Neverland Post Office:Visualising Utopia through dystopian lens
One might wonder how the Tripura-based artist Rajesh Deb’s currentexhibition is a reflection of the happy, fictional island of Neverland that is featuredin Scottish novelist JM Barrie’s Peter Pan.Artist Rajesh Deb Unveiled on March 20, the exhibition at Art Heritage, Triveni Kala Sangam, drawson the artist’s hope for a utopian world witnessed through a dystopian lens. As the name suggests, ‘Neverland Post Office’ is a body of work that is a result of Deb’s dual focus on the fictional world of Neverland as well as the haunting context in Kashmiri-American poet Agha Shahid Ali’s poetry collection The Country Without a Post Office.
The show that will continue till April 16 features paintings, woodcuts, ink works,and an artist’s book as ironic and satirical representations of the perfect society. Keeping in mind the open-ended nature of this series, Art Heritage has divided heir gallery into multiple sections, thus allowing the viewer to form their own interpretation of the artist’s narrative. A recording of poems from Ali’s A Country Without a Post Office plays in the background, giving the entire space a haunting ambience.In his works, Deb traverses the realms of fantasy in order to explore reality and create an imaginary world that depicts a place with an impossible existence.”While Agha Shahid was unable to find a post office in his country, I have been unable to locate the country for all these years—the country I hope to be a part of some day. If a country doesn’t exist, how absurd will its post office be,” the artist shares.However, while the world portrayed in Deb’s series is imaginary, the 43-year-oldartist juxtaposes it with historical and real-life characters to create a surreal,dream-like world.
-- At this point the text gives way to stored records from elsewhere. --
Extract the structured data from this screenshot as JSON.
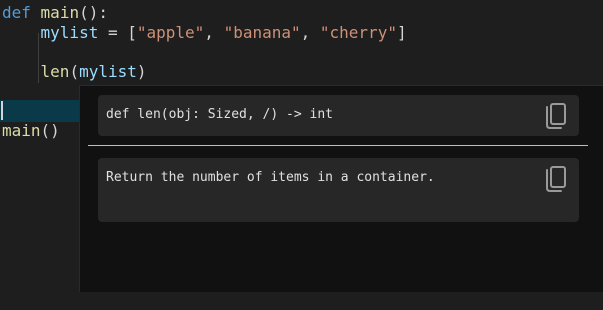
{
  "editor": {
    "line1": {
      "keyword": "def",
      "func": "main",
      "rest": "():"
    },
    "line2": {
      "indent": "    ",
      "var": "mylist",
      "eq": " = [",
      "s1": "\"apple\"",
      "c1": ", ",
      "s2": "\"banana\"",
      "c2": ", ",
      "s3": "\"cherry\"",
      "close": "]"
    },
    "line4": {
      "indent": "    ",
      "func": "len",
      "open": "(",
      "arg": "mylist",
      "close": ")"
    },
    "line6": {
      "func": "main",
      "rest": "()"
    }
  },
  "hover": {
    "signature": "def len(obj: Sized, /) -> int",
    "doc": "Return the number of items in a container.",
    "copy_icon": "copy-icon"
  }
}
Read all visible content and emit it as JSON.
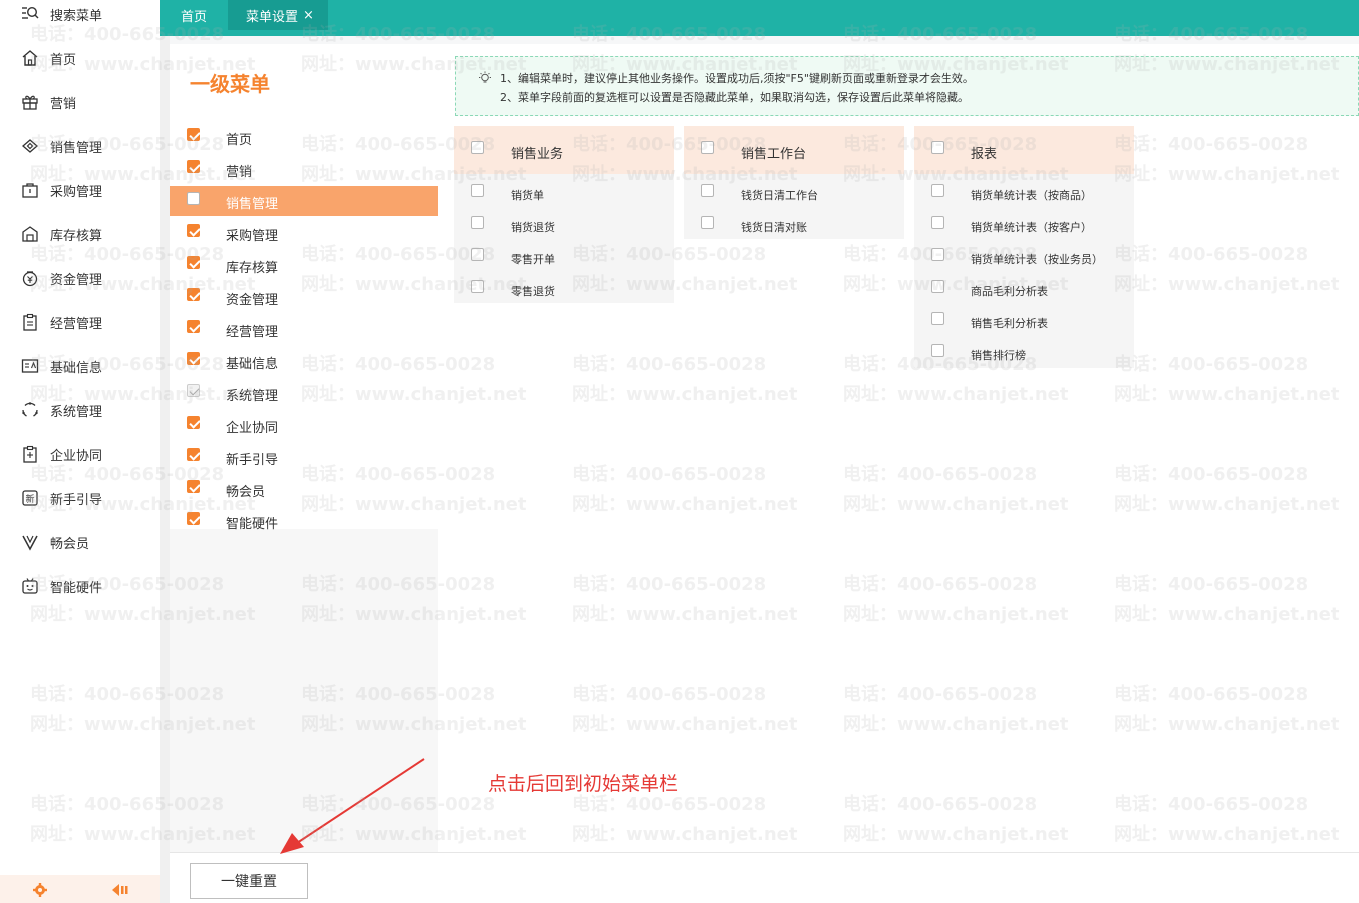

The ugly side of reality Deb’s paintings evoke a feeling of uneasiness, which might possibly be a reflection of his unease towards the world as well as a rebellion against humankind’s state of being trapped between one’s desire and conventional beliefs.”Earlier, people did not like looking at my paintings. There have been times that I have been sent out of a gallery without being able to show my works. But I feel I am unable to beautify reality the way society wants me to,” explains Deb. The artist further adds, “I am not comparing places where people have been killed in the name of religion or politics. I just feel people should be aware of the harsh realities that are intrinsically connected to our everyday existence.
There is no meaning in hiding these.”Of more than 40 posters and stamps that are part of this collection, Deb’s work titled ‘Everything Happened in Neverland’, holds significant meaning. Featuring two characters — Wendy from Barrie’s Peter Pan as well as Hitler — Deb amalgamates the innocence of a young child with the qualities of a megalomaniac.”Through this, I wanted to address the absurdity of the world we live in.”Over the years, many have also considered Wendy as a mother figure to Peter Pan.Speaking about how women are considered mother figures, Deb elaborates, “It is strange that this belief does not stop us from committing crimes against them.”In another work titled ‘Footnote to History’, Deb uses the bronze figurine of the Dancing Girl of Mohenjodaro as the centre of his composition. The work, which is the largest painting in this series, while referencing Ali’s poem At the Museum alsohas Deb’s own poetry painted on canvas. This work echoes the rights of this girl who many believe was a servant or a concubine.Unlike the self-effacing nature of this historical figure, Deb’s character is confrontational, almost as if asking the viewer to reflect upon her emancipation. As mentioned earlier, it is possible to feel a sense of discomfort after the first viewing of Deb’s series. However, the artist mentions that his intention is to make his viewers have a positive and hopeful perspective from this show. “I want them to realise and reflect upon the world that we live in, and not hide it. That is the only way one can possibly reach Utopia,” Deb concludes.